[Relativity FAQ] - [Copyright]
Original by Philip Gibbs 18-Feb-1997
A sonic boom is a shock wave which propagates from an aircraft or other object which is going faster than sound through the air (or other medium). In subsonic flight air is deflected smoothly around the wings. In supersonic flight this cannot happen because the effect of the aircraft wings pushing the air ahead cannot travel faster than sound. The result is a sudden pressure change or shock wave which propagates away from the aircraft in a cone at the speed of sound.
It is thought that objects cannot travel faster than c, the speed of light in vacuum (see Relativity FAQ article on FTL travel.). Furthermore there is no ether to act as a medium being pushed aside like the air is pushed by an aircraft. Therefore no light equivalent of the sonic boom can occur in vacuum.
In a medium such as water, the speed of light is considerably less than the speed of light in vacuum. In a medium with refractive index n the velocity of light is vlight = c/n. The refractive index is always greater than one* so it is possible for a particle to travel through water (nwater = 1.3) or other media at a speed faster than the speed of light in that media. When a charged particle does so, a faint radiation is produced from the medium. The charged particle excites the water molecules which then return to their normal state emitting photons of blue light. Because the particle is moving faster than the speed of light in water, it can trigger a cascade of photons which are in phase with each other and can constructively interfere to form the visible blue glow. The light propagates away in a cone forward of the region where the interaction took place. The half angle of the cone a can easily be derived in terms of the velocity of the particle v by looking at where wave fronts emitted from the track of the particle constructively interfere.
cos(a) = vlight/v
This is analogous to the formula for the angle at which a sonic boom propagates.

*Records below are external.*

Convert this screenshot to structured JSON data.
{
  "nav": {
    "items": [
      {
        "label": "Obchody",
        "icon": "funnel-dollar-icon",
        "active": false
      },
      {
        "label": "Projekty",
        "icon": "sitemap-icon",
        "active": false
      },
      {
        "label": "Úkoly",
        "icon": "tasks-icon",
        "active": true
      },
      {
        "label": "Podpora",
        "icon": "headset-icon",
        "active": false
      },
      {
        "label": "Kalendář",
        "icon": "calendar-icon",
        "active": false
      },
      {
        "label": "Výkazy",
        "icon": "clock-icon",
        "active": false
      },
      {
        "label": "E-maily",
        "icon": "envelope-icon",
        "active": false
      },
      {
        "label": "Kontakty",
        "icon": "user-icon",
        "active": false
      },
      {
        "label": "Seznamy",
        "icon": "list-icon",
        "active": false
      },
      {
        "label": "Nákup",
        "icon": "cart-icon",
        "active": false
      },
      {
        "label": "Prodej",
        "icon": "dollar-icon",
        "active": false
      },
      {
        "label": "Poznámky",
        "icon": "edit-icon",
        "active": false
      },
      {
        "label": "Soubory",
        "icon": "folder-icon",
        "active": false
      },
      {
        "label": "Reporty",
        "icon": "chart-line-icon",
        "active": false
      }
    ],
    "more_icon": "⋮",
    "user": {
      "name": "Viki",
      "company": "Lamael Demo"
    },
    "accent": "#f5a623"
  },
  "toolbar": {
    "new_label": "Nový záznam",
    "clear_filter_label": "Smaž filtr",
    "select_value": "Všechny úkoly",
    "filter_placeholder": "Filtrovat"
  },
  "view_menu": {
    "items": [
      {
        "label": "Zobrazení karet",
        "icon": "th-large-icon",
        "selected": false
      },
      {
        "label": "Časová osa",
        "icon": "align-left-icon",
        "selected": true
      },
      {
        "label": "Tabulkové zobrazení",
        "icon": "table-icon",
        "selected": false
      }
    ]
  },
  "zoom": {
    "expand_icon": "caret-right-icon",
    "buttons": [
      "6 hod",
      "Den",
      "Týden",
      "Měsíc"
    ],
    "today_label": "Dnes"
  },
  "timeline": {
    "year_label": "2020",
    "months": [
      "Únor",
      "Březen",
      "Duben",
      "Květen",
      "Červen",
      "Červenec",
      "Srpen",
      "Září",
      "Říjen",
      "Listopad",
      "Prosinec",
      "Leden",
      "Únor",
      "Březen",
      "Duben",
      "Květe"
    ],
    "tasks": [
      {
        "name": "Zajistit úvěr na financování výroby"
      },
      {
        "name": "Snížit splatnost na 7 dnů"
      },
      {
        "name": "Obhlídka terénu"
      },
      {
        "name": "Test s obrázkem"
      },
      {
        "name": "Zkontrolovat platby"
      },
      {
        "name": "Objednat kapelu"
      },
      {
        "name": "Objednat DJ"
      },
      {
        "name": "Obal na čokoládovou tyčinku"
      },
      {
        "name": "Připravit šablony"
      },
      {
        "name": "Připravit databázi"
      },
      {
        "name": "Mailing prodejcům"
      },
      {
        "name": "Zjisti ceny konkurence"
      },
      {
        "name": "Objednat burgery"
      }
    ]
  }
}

The effect known as Cherenkov radiation was observed as a faint blue glow by Pavel Cherenkov in 1934 when he was asked to look at the effects of radioactivity in liquids. The explanation for the light was provided by Ilya Franc and Igor Tamm. It is possible to detect the Cherenkov radiation as it forms circles on a surface and can be used to measure the speed and direction the particle was travelling in. It is therefore a very useful means of studying the products of particle collisions and cosmic rays.
The blue glow in the water surrounding nuclear reactors is Cherenkov radiation. The water is there to stop neutrons but neutrons are uncharged and do not directly cause the radiation. It actually comes from beta particles (fast electrons) which are emitted by fission products. For most media blue light predominates over longer wavelengths of light because the number of quanta emitted as Cherenkov radiation in a wavelength interval dl at wavelength l over a path length L is given by,
dl (2 pi alpha) L sin2(a)/l2
alpha is the fine structure constant equal to about 1/137. Notice that the refractive index, and therefore the angle a also, changes with wavelength l as demonstrated when a prism produces a spectrum from white light. This suppresses the rate at small wavelengths in the ultraviolet and beyond.
Although Cherenkov radiation is indeed a light equivalent of the sonic boom, there are also some essential differences. The sonic shock wave is a non-linear effect of sound propagation whereas light wave propagation is always linear. The way the waves are generated is also quite different.
* Strictly speeking the refractive index is not always greater than one. Indeed, it is almost always less than one for X-rays. This is because the phase velocity of X-rays in a medium is faster than light and the refractive index is the ratio of phase velocities. The speed of photons is the group velocity which is always slower than c (except when it isn't :-). For simplicity we ignore the distinction in this article. See the Relativity FAQ article on faster than light (phase velocity) for an explanation. [Thanks to Pieter Kuiper for pointing this out.]